> **Exercise**
Copy out, from the data, each line containing the string "Articles".

·····

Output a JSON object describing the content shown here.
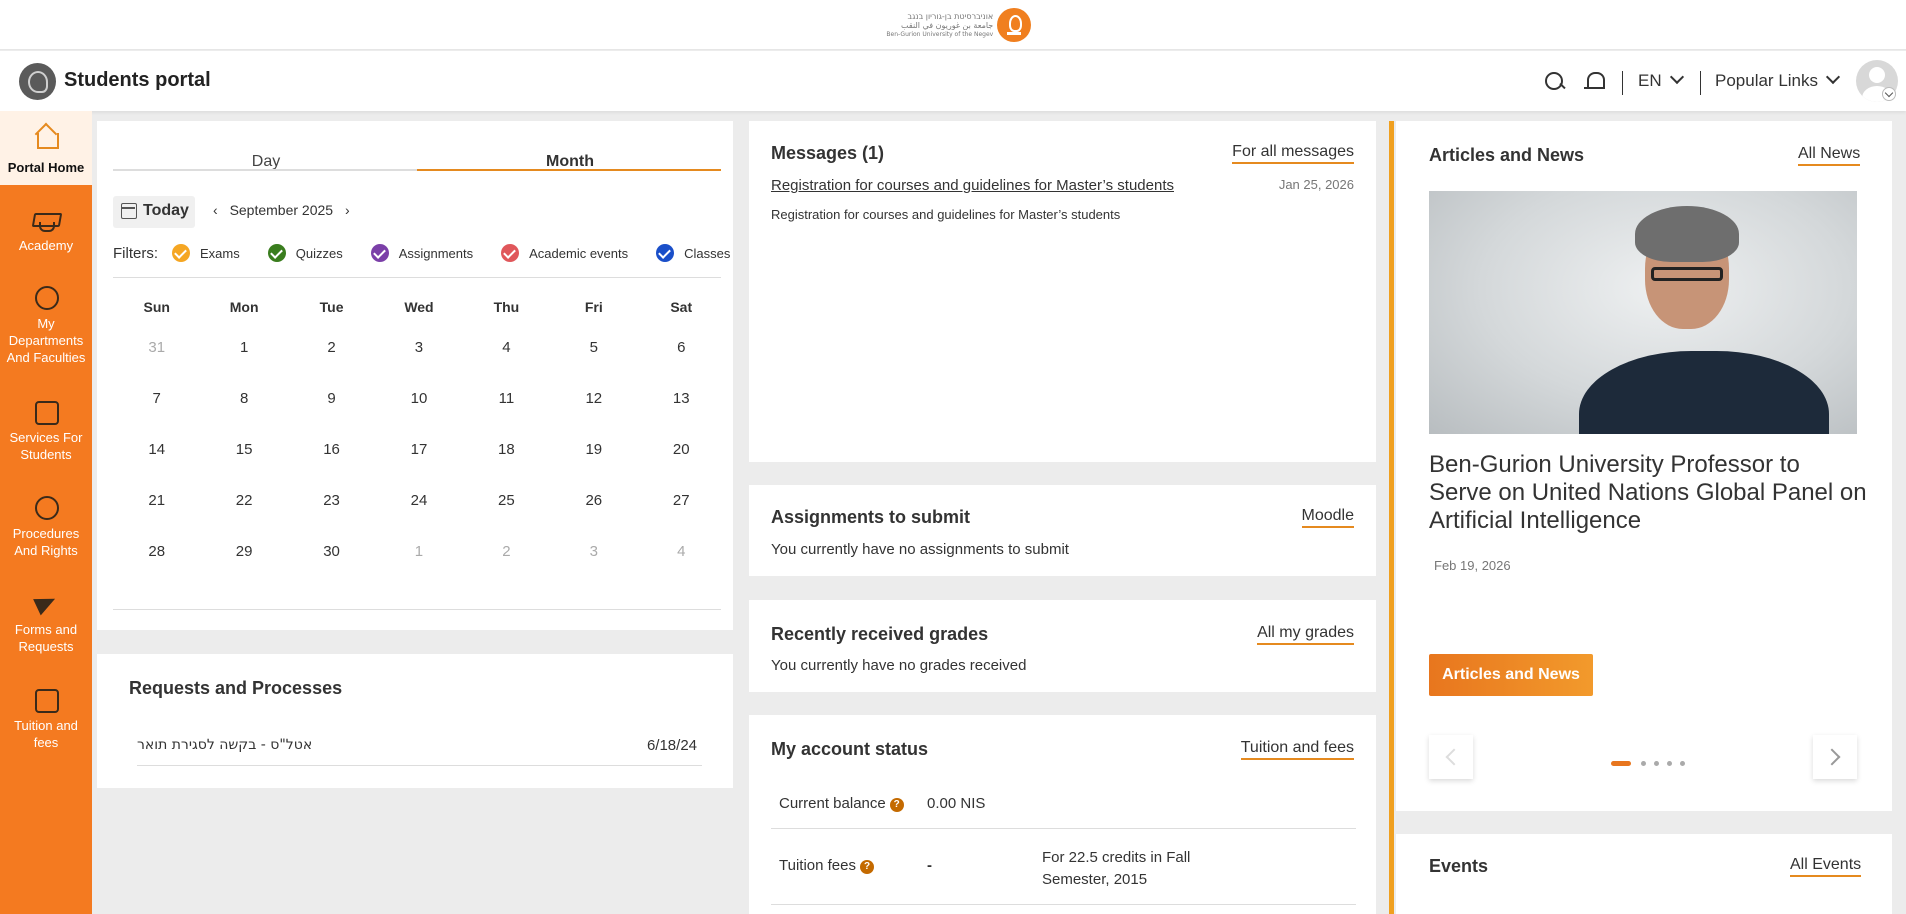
{
  "logo": {
    "hebrew": "אוניברסיטת בן-גוריון בנגב",
    "arabic": "جامعة بن غوريون في النقب",
    "english": "Ben-Gurion University of the Negev"
  },
  "header": {
    "title": "Students portal",
    "language": "EN",
    "popular_links": "Popular Links"
  },
  "sidebar": {
    "items": [
      {
        "label": "Portal Home",
        "icon": "home-icon"
      },
      {
        "label": "Academy",
        "icon": "graduation-cap-icon"
      },
      {
        "label": "My Departments And Faculties",
        "icon": "info-icon"
      },
      {
        "label": "Services For Students",
        "icon": "id-card-icon"
      },
      {
        "label": "Procedures And Rights",
        "icon": "gear-icon"
      },
      {
        "label": "Forms and Requests",
        "icon": "paper-plane-icon"
      },
      {
        "label": "Tuition and fees",
        "icon": "credit-card-icon"
      }
    ]
  },
  "calendar": {
    "tabs": [
      "Day",
      "Month"
    ],
    "today": "Today",
    "month_label": "September 2025",
    "prev": "‹",
    "next": "›",
    "filters_label": "Filters:",
    "filters": [
      {
        "label": "Exams",
        "color": "#f5a623"
      },
      {
        "label": "Quizzes",
        "color": "#3a7d1e"
      },
      {
        "label": "Assignments",
        "color": "#7b3fa8"
      },
      {
        "label": "Academic events",
        "color": "#e0575b"
      },
      {
        "label": "Classes",
        "color": "#1a4fc9"
      }
    ],
    "weekdays": [
      "Sun",
      "Mon",
      "Tue",
      "Wed",
      "Thu",
      "Fri",
      "Sat"
    ],
    "weeks": [
      [
        "31",
        "1",
        "2",
        "3",
        "4",
        "5",
        "6"
      ],
      [
        "7",
        "8",
        "9",
        "10",
        "11",
        "12",
        "13"
      ],
      [
        "14",
        "15",
        "16",
        "17",
        "18",
        "19",
        "20"
      ],
      [
        "21",
        "22",
        "23",
        "24",
        "25",
        "26",
        "27"
      ],
      [
        "28",
        "29",
        "30",
        "1",
        "2",
        "3",
        "4"
      ]
    ]
  },
  "requests": {
    "title": "Requests and Processes",
    "items": [
      {
        "text": "אטל\"ס - בקשה לסגירת תואר",
        "date": "6/18/24"
      }
    ]
  },
  "messages": {
    "title": "Messages (1)",
    "link": "For all messages",
    "subject": "Registration for courses and guidelines for Master’s students",
    "date": "Jan 25, 2026",
    "body": "Registration for courses and guidelines for Master’s students"
  },
  "assignments": {
    "title": "Assignments to submit",
    "link": "Moodle",
    "empty": "You currently have no assignments to submit"
  },
  "grades": {
    "title": "Recently received grades",
    "link": "All my grades",
    "empty": "You currently have no grades received"
  },
  "account": {
    "title": "My account status",
    "link": "Tuition and fees",
    "balance_label": "Current balance",
    "balance_value": "0.00 NIS",
    "tuition_label": "Tuition fees",
    "tuition_value": "-",
    "tuition_note": "For 22.5 credits in Fall Semester, 2015",
    "help_glyph": "?"
  },
  "news": {
    "title": "Articles and News",
    "link": "All News",
    "headline": "Ben-Gurion University Professor to Serve on United Nations Global Panel on Artificial Intelligence",
    "date": "Feb 19, 2026",
    "button": "Articles and News",
    "slide_count": 5,
    "current_slide": 1
  },
  "events": {
    "title": "Events",
    "link": "All Events"
  },
  "colors": {
    "brand_orange": "#f47a20",
    "accent": "#e58a1f"
  }
}
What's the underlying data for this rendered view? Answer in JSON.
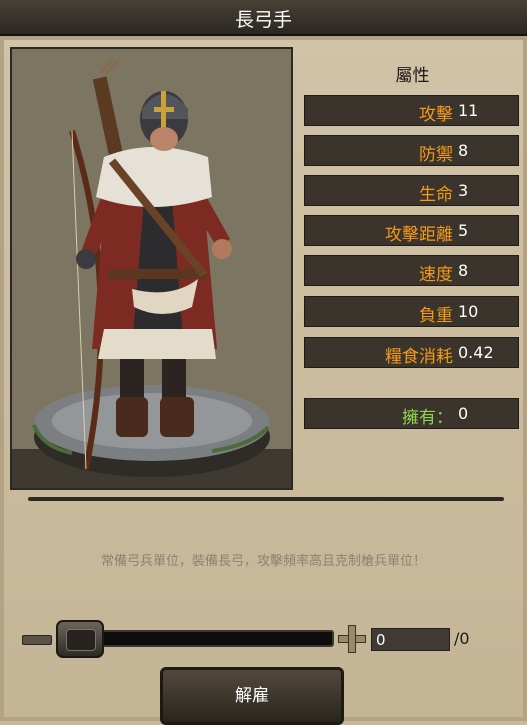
{
  "window": {
    "title": "長弓手"
  },
  "unit": {
    "portrait_icon": "longbowman-portrait",
    "attributes_heading": "屬性",
    "stats": [
      {
        "label": "攻擊",
        "value": "11"
      },
      {
        "label": "防禦",
        "value": "8"
      },
      {
        "label": "生命",
        "value": "3"
      },
      {
        "label": "攻擊距離",
        "value": "5"
      },
      {
        "label": "速度",
        "value": "8"
      },
      {
        "label": "負重",
        "value": "10"
      },
      {
        "label": "糧食消耗",
        "value": "0.42"
      }
    ],
    "owned": {
      "label": "擁有：",
      "value": "0"
    },
    "description": "常備弓兵單位，裝備長弓，攻擊頻率高且克制槍兵單位！"
  },
  "quantity": {
    "value": "0",
    "max_label": "/0",
    "slider_fraction": 0
  },
  "actions": {
    "dismiss_label": "解雇"
  },
  "colors": {
    "stat_label": "#f49a16",
    "owned_label": "#8fd64f",
    "panel_bg": "#c9b99c",
    "row_bg": "#3b342c"
  }
}
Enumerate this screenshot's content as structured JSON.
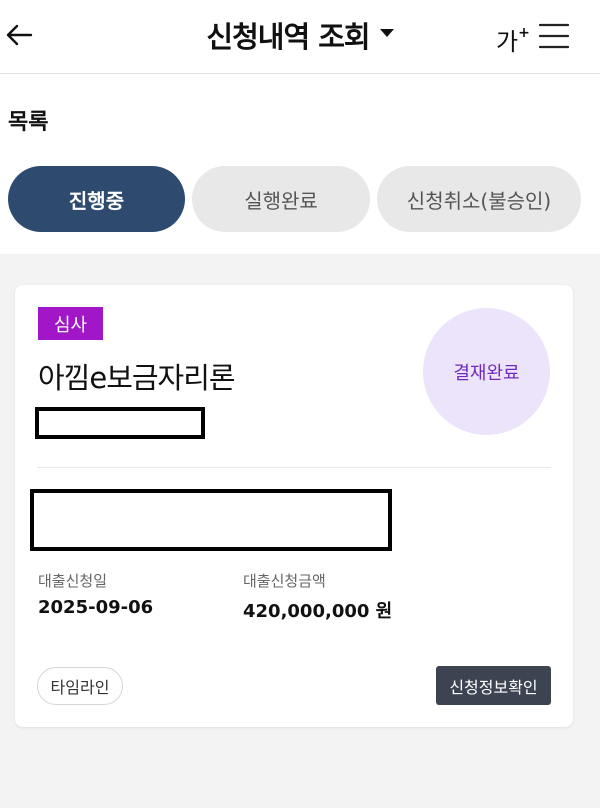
{
  "header": {
    "title": "신청내역 조회",
    "font_size_label": "가",
    "font_size_plus": "+",
    "icons": {
      "back": "arrow-left-icon",
      "dropdown": "caret-down-icon",
      "menu": "hamburger-menu-icon"
    }
  },
  "section": {
    "title": "목록"
  },
  "tabs": [
    {
      "label": "진행중",
      "active": true
    },
    {
      "label": "실행완료",
      "active": false
    },
    {
      "label": "신청취소(불승인)",
      "active": false
    }
  ],
  "card": {
    "badge": "심사",
    "product_name": "아낌e보금자리론",
    "status": "결재완료",
    "fields": {
      "date_label": "대출신청일",
      "date_value": "2025-09-06",
      "amount_label": "대출신청금액",
      "amount_value": "420,000,000 원"
    },
    "buttons": {
      "timeline": "타임라인",
      "confirm": "신청정보확인"
    }
  },
  "colors": {
    "active_tab": "#2e4a6e",
    "inactive_tab": "#e8e8e8",
    "badge": "#a117c7",
    "status_circle_bg": "#ece4fa",
    "status_circle_text": "#6f2bbd",
    "confirm_button": "#3d4451",
    "background_gray": "#f3f3f3"
  }
}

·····

> **Response**
    "title": "Articles and News",
    "button": "Articles and News",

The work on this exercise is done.